| EXERCISE DESCRIPTION |
Line by line, copy the records below exactly and leave the pictures out.

Dataset rows for apps and sites:
******
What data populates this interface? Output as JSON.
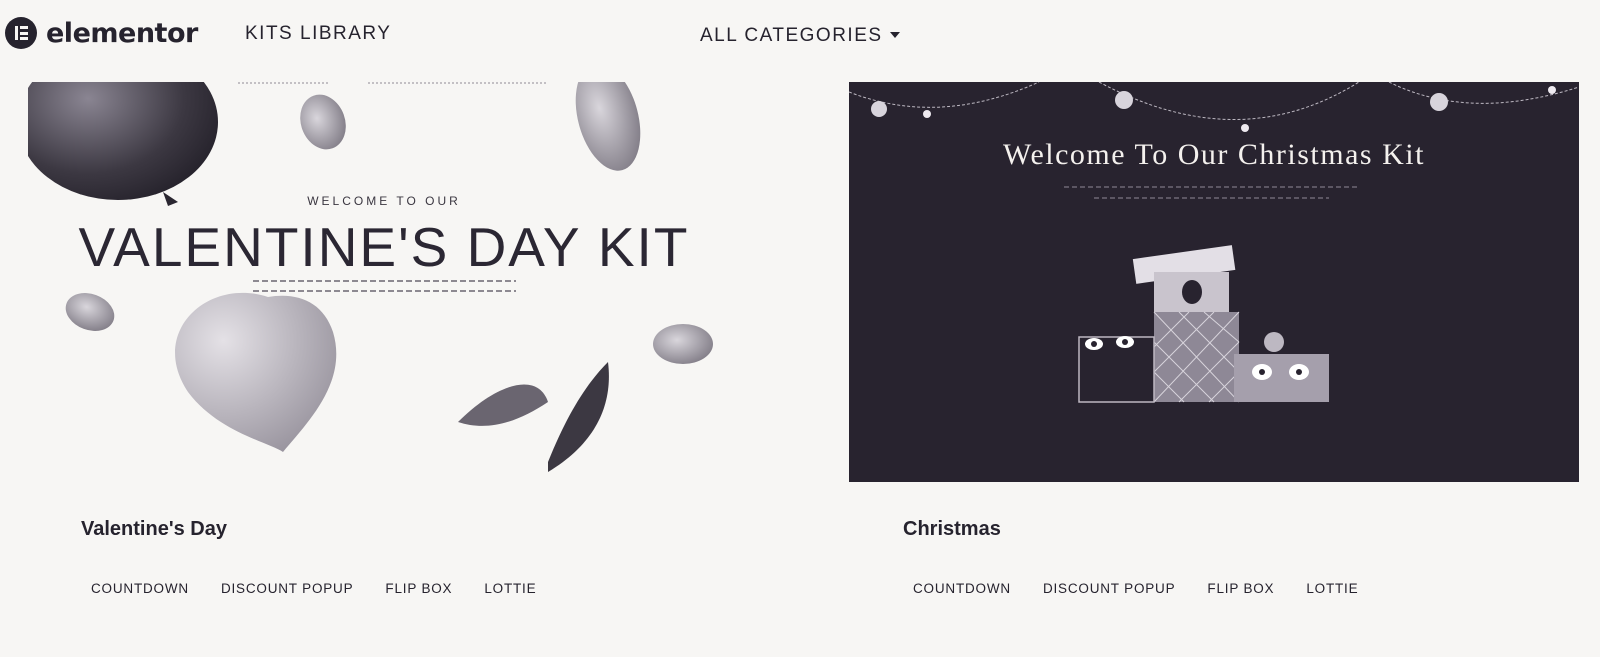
{
  "header": {
    "logo_text": "elementor",
    "kits_library": "KITS LIBRARY",
    "categories_dropdown": "ALL CATEGORIES"
  },
  "kits": [
    {
      "title": "Valentine's Day",
      "thumbnail": {
        "eyebrow": "WELCOME TO OUR",
        "headline": "VALENTINE'S DAY KIT"
      },
      "tags": [
        "COUNTDOWN",
        "DISCOUNT POPUP",
        "FLIP BOX",
        "LOTTIE"
      ]
    },
    {
      "title": "Christmas",
      "thumbnail": {
        "headline": "Welcome To Our Christmas Kit"
      },
      "tags": [
        "COUNTDOWN",
        "DISCOUNT POPUP",
        "FLIP BOX",
        "LOTTIE"
      ]
    }
  ],
  "colors": {
    "background": "#f7f6f4",
    "text": "#26232e",
    "christmas_bg": "#28232f"
  }
}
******
| SOLUTION TO THIS EXERCISE |
What data populates this interface? Output as JSON.
{
  "header": {
    "logo_text": "elementor",
    "kits_library": "KITS LIBRARY",
    "categories_dropdown": "ALL CATEGORIES"
  },
  "kits": [
    {
      "title": "Valentine's Day",
      "thumbnail": {
        "eyebrow": "WELCOME TO OUR",
        "headline": "VALENTINE'S DAY KIT"
      },
      "tags": [
        "COUNTDOWN",
        "DISCOUNT POPUP",
        "FLIP BOX",
        "LOTTIE"
      ]
    },
    {
      "title": "Christmas",
      "thumbnail": {
        "headline": "Welcome To Our Christmas Kit"
      },
      "tags": [
        "COUNTDOWN",
        "DISCOUNT POPUP",
        "FLIP BOX",
        "LOTTIE"
      ]
    }
  ],
  "colors": {
    "background": "#f7f6f4",
    "text": "#26232e",
    "christmas_bg": "#28232f"
  }
}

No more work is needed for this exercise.